In this experiment, such a switch functionality is made possible by using the magnetism, the so-called spin, of a positive charge, a so-called hole, in a Germanium/Silicon nanowire as the qubit. An electron carries a tiny mass and a negative electrical charge. When an electron is removed, a hole is left behind, which is thus carrying effectively a positive charge. The two spin states of a single hole, the up and down states, represent the logical 0 and 1 states of the qubit. Especially in Germanium/Silicon nanowires, such holes couple much more favorably to electric fields (and also effectively decouple from nuclear spin noise), thus affording much better tunability than electrons.
About 10 years ago, hole spins in Germanium/Silicon nanowires have been predicted to offer gate-tunable speed by theoretical physicists Prof. Daniel Loss and Dr. Christoph Klöffel of the University of Basel. Moreover, the control of the switch can be done with electrical means, i.e. by changing the voltage on one of the nanostructure gates (gold bars on the image) to switch the speed and frequency of operation of the qubit.
“A very elegant method,” says Dominik Zumbühl, “as it is easy to do and very fast – compared to changes of other parameters such as temperature or magnetic field, which are much slower.”

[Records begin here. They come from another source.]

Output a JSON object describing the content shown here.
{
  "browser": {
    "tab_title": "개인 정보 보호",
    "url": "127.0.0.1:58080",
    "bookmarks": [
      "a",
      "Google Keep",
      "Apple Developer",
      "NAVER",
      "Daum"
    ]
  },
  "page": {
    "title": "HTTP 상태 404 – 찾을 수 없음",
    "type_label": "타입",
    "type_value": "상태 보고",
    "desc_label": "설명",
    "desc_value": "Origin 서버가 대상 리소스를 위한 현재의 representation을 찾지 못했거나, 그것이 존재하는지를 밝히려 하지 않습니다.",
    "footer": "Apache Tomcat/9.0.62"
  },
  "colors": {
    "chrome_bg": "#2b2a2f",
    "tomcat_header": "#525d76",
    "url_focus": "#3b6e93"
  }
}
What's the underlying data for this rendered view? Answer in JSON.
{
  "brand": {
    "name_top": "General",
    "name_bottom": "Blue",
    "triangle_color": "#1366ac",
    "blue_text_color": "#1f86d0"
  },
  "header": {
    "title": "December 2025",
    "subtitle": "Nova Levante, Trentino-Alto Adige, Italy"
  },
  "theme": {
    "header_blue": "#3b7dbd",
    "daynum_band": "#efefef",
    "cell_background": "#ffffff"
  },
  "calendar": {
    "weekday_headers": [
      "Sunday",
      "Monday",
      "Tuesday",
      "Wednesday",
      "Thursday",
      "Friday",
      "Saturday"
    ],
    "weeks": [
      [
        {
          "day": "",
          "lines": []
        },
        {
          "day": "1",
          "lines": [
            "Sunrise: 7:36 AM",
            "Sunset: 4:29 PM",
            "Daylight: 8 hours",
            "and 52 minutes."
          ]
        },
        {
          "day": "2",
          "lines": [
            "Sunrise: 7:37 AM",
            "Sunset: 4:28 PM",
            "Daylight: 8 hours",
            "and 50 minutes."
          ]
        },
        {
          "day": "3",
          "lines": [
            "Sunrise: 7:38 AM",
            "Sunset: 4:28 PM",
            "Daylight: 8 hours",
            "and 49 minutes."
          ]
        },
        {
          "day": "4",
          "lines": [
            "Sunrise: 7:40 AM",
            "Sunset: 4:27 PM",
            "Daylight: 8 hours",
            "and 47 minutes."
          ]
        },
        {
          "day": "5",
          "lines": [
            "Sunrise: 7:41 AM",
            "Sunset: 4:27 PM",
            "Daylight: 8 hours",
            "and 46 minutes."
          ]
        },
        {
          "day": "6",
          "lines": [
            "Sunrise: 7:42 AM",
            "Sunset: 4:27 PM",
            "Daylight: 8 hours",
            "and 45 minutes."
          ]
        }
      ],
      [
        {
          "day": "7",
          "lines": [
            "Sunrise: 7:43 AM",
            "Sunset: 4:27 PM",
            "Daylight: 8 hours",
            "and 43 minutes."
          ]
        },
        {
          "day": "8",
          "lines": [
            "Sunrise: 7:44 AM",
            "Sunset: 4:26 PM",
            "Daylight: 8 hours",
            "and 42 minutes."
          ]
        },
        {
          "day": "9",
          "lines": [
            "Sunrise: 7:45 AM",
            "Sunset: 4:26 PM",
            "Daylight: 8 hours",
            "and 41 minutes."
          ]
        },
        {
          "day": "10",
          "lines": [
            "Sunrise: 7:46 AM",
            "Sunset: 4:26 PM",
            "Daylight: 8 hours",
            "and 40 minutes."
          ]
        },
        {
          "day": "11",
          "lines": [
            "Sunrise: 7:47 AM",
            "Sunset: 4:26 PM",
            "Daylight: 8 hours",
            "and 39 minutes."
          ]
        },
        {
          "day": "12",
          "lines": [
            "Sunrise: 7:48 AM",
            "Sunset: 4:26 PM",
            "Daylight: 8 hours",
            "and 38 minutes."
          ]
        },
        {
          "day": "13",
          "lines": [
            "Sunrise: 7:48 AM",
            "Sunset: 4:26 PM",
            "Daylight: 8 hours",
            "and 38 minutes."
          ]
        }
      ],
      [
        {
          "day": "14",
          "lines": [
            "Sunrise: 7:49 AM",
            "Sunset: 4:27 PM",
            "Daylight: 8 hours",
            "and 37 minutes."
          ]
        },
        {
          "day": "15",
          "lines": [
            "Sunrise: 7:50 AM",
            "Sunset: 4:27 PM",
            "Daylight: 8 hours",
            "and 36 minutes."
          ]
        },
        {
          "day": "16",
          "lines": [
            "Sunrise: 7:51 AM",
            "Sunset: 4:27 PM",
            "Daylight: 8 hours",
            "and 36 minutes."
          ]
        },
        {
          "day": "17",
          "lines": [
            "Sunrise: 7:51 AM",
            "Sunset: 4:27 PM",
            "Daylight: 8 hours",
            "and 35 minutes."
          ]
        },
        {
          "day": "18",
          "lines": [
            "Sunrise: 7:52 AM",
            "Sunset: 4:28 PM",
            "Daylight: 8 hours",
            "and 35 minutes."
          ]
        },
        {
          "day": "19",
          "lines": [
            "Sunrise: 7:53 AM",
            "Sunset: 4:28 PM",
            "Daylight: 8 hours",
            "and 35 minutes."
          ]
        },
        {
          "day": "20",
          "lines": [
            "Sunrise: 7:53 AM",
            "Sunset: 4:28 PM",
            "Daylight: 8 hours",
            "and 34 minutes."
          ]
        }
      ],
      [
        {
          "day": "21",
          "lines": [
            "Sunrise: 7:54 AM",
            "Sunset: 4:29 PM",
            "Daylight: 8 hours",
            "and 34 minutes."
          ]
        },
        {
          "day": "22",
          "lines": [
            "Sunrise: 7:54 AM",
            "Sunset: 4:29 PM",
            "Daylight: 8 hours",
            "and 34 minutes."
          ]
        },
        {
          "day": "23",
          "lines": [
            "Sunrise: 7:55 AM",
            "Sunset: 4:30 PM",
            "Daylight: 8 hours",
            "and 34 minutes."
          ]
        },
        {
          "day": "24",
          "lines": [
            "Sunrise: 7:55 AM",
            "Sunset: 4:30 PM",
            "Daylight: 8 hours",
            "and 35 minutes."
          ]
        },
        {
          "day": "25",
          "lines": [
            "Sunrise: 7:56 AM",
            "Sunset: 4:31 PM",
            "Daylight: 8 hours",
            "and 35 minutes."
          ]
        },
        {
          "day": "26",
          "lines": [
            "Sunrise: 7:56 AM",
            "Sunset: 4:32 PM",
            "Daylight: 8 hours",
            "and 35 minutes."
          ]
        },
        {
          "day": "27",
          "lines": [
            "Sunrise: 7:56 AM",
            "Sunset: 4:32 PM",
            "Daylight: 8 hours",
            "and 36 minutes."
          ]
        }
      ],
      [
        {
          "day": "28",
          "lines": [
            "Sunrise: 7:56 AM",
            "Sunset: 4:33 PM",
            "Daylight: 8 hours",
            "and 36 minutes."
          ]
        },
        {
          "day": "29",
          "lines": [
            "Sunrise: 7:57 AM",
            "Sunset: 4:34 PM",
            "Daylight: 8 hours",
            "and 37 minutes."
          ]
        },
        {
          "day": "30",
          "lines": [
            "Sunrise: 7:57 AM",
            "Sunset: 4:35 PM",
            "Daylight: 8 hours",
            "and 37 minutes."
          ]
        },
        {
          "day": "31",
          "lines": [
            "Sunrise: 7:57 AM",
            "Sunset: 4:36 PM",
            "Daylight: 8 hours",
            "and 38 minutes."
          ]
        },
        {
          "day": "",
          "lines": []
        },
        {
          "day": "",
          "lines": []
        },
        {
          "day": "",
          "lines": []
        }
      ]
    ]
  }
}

Just how fast can these qubits be operated? The researchers demonstrated an operation time – changing the qubit from one to zero by rotating the spin with an electrical microwave pulse on one of the nanostructured gates (see blue pulse on image) – of as little as 1 ns, which allows almost one billion switches in one second. This is the fastest electrical control of a single-spin qubit in a nanostructure, an impressive demonstration of how far spin qubit technology is progressing, already approaching today’s computer speeds. Nevertheless, Klöffel and Loss predicted that even higher speeds are possible, still leaving room for further improvements.
New Swiss national research program NCCR SPIN

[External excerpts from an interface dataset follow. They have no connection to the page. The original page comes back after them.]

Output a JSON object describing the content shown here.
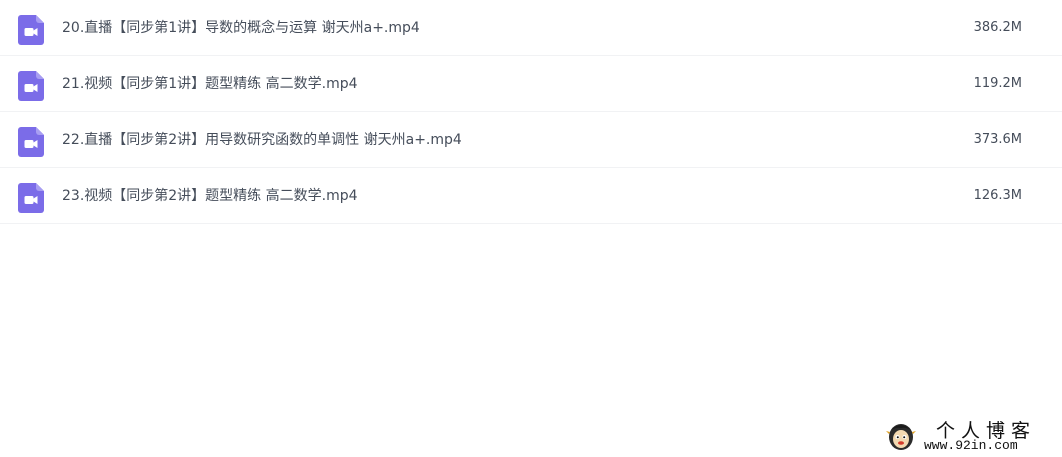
{
  "files": [
    {
      "name": "20.直播【同步第1讲】导数的概念与运算 谢天州a+.mp4",
      "size": "386.2M",
      "icon": "video-file-icon"
    },
    {
      "name": "21.视频【同步第1讲】题型精练 高二数学.mp4",
      "size": "119.2M",
      "icon": "video-file-icon"
    },
    {
      "name": "22.直播【同步第2讲】用导数研究函数的单调性 谢天州a+.mp4",
      "size": "373.6M",
      "icon": "video-file-icon"
    },
    {
      "name": "23.视频【同步第2讲】题型精练 高二数学.mp4",
      "size": "126.3M",
      "icon": "video-file-icon"
    }
  ],
  "watermark": {
    "title": "个人博客",
    "url": "www.92in.com"
  },
  "colors": {
    "icon_purple": "#7b6ce8",
    "text": "#454d5a",
    "divider": "#f1f2f4"
  }
}
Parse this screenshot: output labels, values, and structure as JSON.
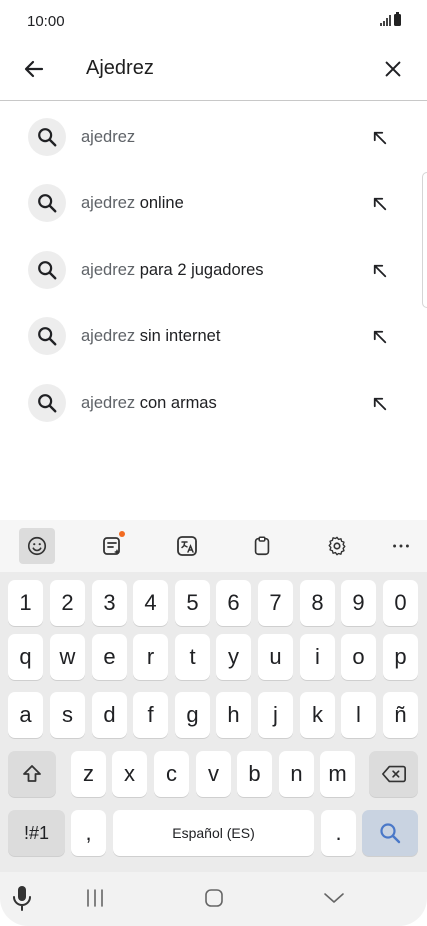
{
  "status_bar": {
    "time": "10:00",
    "icons": [
      "signal-icon",
      "battery-icon"
    ]
  },
  "search_bar": {
    "query": "Ajedrez",
    "icons": {
      "back": "arrow-left-icon",
      "clear": "close-icon"
    }
  },
  "suggestions": [
    {
      "prefix": "ajedrez",
      "rest": ""
    },
    {
      "prefix": "ajedrez",
      "rest": " online"
    },
    {
      "prefix": "ajedrez",
      "rest": " para 2 jugadores"
    },
    {
      "prefix": "ajedrez",
      "rest": " sin internet"
    },
    {
      "prefix": "ajedrez",
      "rest": " con armas"
    }
  ],
  "keyboard": {
    "toolbar": [
      "emoji-icon",
      "ai-writing-icon",
      "translate-icon",
      "clipboard-icon",
      "settings-icon",
      "more-icon"
    ],
    "rows": {
      "numbers": [
        "1",
        "2",
        "3",
        "4",
        "5",
        "6",
        "7",
        "8",
        "9",
        "0"
      ],
      "row1": [
        "q",
        "w",
        "e",
        "r",
        "t",
        "y",
        "u",
        "i",
        "o",
        "p"
      ],
      "row2": [
        "a",
        "s",
        "d",
        "f",
        "g",
        "h",
        "j",
        "k",
        "l",
        "ñ"
      ],
      "row3": [
        "z",
        "x",
        "c",
        "v",
        "b",
        "n",
        "m"
      ]
    },
    "symbols_label": "!#1",
    "comma": ",",
    "space_label": "Español (ES)",
    "period": ".",
    "accent_color": "#4a78c8"
  },
  "nav_bar": {
    "icons": [
      "microphone-icon",
      "recents-icon",
      "home-icon",
      "back-chevron-icon"
    ]
  }
}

While the electronic devices for the experiment were built in the Basel cleanroom, the researchers relied on nanowires that were grown by the group of Prof. Erik Bakkers at the Eindhoven University of Technology (NL). “These nanowires of the highest quality available – very specific semiconductor nanocrystals – were crucial for our experiment,” says Floris Braakman. These nanowires are very small, only about 20 nm in diameter, also making the size of the qubit quite small, thus in principle allowing millions or even billions of qubits to be integrated on a chip. This work was performed as part of the new Swiss national research program NCCR SPIN, which has started on August 1st, 2020, and is working on scalable spin qubits in semiconductor nanostructures made from Silicon and/or Germanium, developing small and fast qubits for a universal quantum computer. The Swiss SPIN network spans both ETH Lausanne and Zurich as well as industry partner IBM research and combines research groups working in experimental and theoretical physics, material science, engineering and computer science.
The research behind this result has been on its way for several years and will be published in Nature Nanotechnology. Only days after submission of the results to the preprint archive, a team of the Chinese Academy of Sciences in Hefei has demonstrated a slightly faster operation speed of a Germanium/Silicon hut wire hole spin as well. Nevertheless, the proof of concept of the tunable qubit speed and frequency was demonstrated only in this work here, and is a key step towards scalable spin qubits.
Ultrafast Hole Spin Qubit with Gate-Tunable Spin-Orbit Switch
F. N. M. Froning, L. C. Camenzind, O. A. H. van der Molen, A. Li, E. P. A. M. Bakkers, D. M. Zumbühl, F. R. Braakman
Nature Nanotechnology doi: 10.1038/s41565-020-00828-6 (Jan 11, 2021)
- Prof. Dr. Dominik Zumbühl, Universität Basel, Departement Physik, +41 61 207 36 93, E-Mail: firstname.lastname@example.org
- Dr. Floris Braakman, Universität Basel, Departement Physik, +41 61 207 55 91, E-Mail: email@example.com